I need the records below retyped exactly.

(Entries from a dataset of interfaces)
════

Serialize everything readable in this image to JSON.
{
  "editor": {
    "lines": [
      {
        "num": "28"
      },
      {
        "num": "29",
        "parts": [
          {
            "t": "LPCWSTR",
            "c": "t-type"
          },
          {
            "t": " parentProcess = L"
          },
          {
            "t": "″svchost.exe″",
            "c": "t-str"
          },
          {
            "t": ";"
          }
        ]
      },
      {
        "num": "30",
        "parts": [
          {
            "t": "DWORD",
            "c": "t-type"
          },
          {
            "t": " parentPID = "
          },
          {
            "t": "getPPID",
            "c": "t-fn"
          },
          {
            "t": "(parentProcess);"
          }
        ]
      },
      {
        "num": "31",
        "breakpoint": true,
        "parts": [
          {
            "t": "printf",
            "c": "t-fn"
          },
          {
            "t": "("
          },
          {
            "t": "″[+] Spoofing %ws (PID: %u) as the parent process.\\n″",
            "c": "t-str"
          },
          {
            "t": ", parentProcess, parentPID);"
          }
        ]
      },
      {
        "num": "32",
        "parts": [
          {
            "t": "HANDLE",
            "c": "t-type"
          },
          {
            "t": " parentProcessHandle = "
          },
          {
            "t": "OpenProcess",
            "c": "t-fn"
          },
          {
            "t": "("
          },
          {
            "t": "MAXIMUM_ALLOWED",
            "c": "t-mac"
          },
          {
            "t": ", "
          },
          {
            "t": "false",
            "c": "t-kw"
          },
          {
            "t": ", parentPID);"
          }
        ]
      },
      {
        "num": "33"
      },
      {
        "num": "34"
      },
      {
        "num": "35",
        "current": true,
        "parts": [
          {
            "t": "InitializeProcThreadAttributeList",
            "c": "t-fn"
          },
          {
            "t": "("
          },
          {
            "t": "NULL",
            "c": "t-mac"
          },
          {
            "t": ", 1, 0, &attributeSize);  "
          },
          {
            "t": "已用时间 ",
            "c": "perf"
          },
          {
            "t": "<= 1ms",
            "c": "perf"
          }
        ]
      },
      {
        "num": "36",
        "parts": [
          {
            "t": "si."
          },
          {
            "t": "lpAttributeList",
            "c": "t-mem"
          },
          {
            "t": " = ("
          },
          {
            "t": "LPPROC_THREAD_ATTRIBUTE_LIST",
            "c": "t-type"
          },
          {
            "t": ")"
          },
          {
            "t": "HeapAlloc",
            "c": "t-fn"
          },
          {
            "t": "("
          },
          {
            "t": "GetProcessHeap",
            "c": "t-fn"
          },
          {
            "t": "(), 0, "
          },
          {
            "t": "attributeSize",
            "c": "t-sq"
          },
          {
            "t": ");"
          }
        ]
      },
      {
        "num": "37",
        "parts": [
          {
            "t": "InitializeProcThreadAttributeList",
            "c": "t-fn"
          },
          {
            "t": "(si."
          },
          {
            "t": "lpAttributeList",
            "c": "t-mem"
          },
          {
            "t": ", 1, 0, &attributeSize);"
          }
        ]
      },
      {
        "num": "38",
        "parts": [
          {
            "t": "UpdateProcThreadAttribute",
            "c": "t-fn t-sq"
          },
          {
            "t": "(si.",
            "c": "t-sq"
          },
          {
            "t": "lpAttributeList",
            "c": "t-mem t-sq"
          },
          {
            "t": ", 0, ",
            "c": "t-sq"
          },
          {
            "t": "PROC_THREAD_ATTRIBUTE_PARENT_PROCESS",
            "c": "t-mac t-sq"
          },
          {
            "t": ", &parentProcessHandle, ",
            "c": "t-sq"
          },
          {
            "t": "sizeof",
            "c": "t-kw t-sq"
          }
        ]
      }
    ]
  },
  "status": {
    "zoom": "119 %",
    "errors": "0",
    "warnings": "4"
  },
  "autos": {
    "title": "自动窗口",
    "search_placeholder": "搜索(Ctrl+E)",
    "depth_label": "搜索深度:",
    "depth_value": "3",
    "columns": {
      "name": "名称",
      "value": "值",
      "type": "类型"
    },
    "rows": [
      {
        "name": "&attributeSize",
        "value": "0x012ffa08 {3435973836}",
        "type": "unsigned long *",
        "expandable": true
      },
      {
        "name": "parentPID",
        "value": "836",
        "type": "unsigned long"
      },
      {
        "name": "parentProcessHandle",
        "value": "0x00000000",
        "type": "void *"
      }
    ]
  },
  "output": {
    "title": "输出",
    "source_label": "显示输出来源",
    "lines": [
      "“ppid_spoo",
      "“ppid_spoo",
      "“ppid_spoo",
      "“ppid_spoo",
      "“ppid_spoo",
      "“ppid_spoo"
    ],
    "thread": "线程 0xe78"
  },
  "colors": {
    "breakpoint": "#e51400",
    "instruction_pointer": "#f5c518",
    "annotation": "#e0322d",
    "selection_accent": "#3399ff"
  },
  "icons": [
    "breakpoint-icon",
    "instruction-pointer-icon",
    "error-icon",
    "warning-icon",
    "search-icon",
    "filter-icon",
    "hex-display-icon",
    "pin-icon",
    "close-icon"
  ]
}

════

OUTPUT FOR THIS TASK
Serialize everything readable in this image to JSON.
{
  "editor": {
    "lines": [
      {
        "num": "28"
      },
      {
        "num": "29",
        "parts": [
          {
            "t": "LPCWSTR",
            "c": "t-type"
          },
          {
            "t": " parentProcess = L"
          },
          {
            "t": "″svchost.exe″",
            "c": "t-str"
          },
          {
            "t": ";"
          }
        ]
      },
      {
        "num": "30",
        "parts": [
          {
            "t": "DWORD",
            "c": "t-type"
          },
          {
            "t": " parentPID = "
          },
          {
            "t": "getPPID",
            "c": "t-fn"
          },
          {
            "t": "(parentProcess);"
          }
        ]
      },
      {
        "num": "31",
        "breakpoint": true,
        "parts": [
          {
            "t": "printf",
            "c": "t-fn"
          },
          {
            "t": "("
          },
          {
            "t": "″[+] Spoofing %ws (PID: %u) as the parent process.\\n″",
            "c": "t-str"
          },
          {
            "t": ", parentProcess, parentPID);"
          }
        ]
      },
      {
        "num": "32",
        "parts": [
          {
            "t": "HANDLE",
            "c": "t-type"
          },
          {
            "t": " parentProcessHandle = "
          },
          {
            "t": "OpenProcess",
            "c": "t-fn"
          },
          {
            "t": "("
          },
          {
            "t": "MAXIMUM_ALLOWED",
            "c": "t-mac"
          },
          {
            "t": ", "
          },
          {
            "t": "false",
            "c": "t-kw"
          },
          {
            "t": ", parentPID);"
          }
        ]
      },
      {
        "num": "33"
      },
      {
        "num": "34"
      },
      {
        "num": "35",
        "current": true,
        "parts": [
          {
            "t": "InitializeProcThreadAttributeList",
            "c": "t-fn"
          },
          {
            "t": "("
          },
          {
            "t": "NULL",
            "c": "t-mac"
          },
          {
            "t": ", 1, 0, &attributeSize);  "
          },
          {
            "t": "已用时间 ",
            "c": "perf"
          },
          {
            "t": "<= 1ms",
            "c": "perf"
          }
        ]
      },
      {
        "num": "36",
        "parts": [
          {
            "t": "si."
          },
          {
            "t": "lpAttributeList",
            "c": "t-mem"
          },
          {
            "t": " = ("
          },
          {
            "t": "LPPROC_THREAD_ATTRIBUTE_LIST",
            "c": "t-type"
          },
          {
            "t": ")"
          },
          {
            "t": "HeapAlloc",
            "c": "t-fn"
          },
          {
            "t": "("
          },
          {
            "t": "GetProcessHeap",
            "c": "t-fn"
          },
          {
            "t": "(), 0, "
          },
          {
            "t": "attributeSize",
            "c": "t-sq"
          },
          {
            "t": ");"
          }
        ]
      },
      {
        "num": "37",
        "parts": [
          {
            "t": "InitializeProcThreadAttributeList",
            "c": "t-fn"
          },
          {
            "t": "(si."
          },
          {
            "t": "lpAttributeList",
            "c": "t-mem"
          },
          {
            "t": ", 1, 0, &attributeSize);"
          }
        ]
      },
      {
        "num": "38",
        "parts": [
          {
            "t": "UpdateProcThreadAttribute",
            "c": "t-fn t-sq"
          },
          {
            "t": "(si.",
            "c": "t-sq"
          },
          {
            "t": "lpAttributeList",
            "c": "t-mem t-sq"
          },
          {
            "t": ", 0, ",
            "c": "t-sq"
          },
          {
            "t": "PROC_THREAD_ATTRIBUTE_PARENT_PROCESS",
            "c": "t-mac t-sq"
          },
          {
            "t": ", &parentProcessHandle, ",
            "c": "t-sq"
          },
          {
            "t": "sizeof",
            "c": "t-kw t-sq"
          }
        ]
      }
    ]
  },
  "status": {
    "zoom": "119 %",
    "errors": "0",
    "warnings": "4"
  },
  "autos": {
    "title": "自动窗口",
    "search_placeholder": "搜索(Ctrl+E)",
    "depth_label": "搜索深度:",
    "depth_value": "3",
    "columns": {
      "name": "名称",
      "value": "值",
      "type": "类型"
    },
    "rows": [
      {
        "name": "&attributeSize",
        "value": "0x012ffa08 {3435973836}",
        "type": "unsigned long *",
        "expandable": true
      },
      {
        "name": "parentPID",
        "value": "836",
        "type": "unsigned long"
      },
      {
        "name": "parentProcessHandle",
        "value": "0x00000000",
        "type": "void *"
      }
    ]
  },
  "output": {
    "title": "输出",
    "source_label": "显示输出来源",
    "lines": [
      "“ppid_spoo",
      "“ppid_spoo",
      "“ppid_spoo",
      "“ppid_spoo",
      "“ppid_spoo",
      "“ppid_spoo"
    ],
    "thread": "线程 0xe78"
  },
  "colors": {
    "breakpoint": "#e51400",
    "instruction_pointer": "#f5c518",
    "annotation": "#e0322d",
    "selection_accent": "#3399ff"
  },
  "icons": [
    "breakpoint-icon",
    "instruction-pointer-icon",
    "error-icon",
    "warning-icon",
    "search-icon",
    "filter-icon",
    "hex-display-icon",
    "pin-icon",
    "close-icon"
  ]
}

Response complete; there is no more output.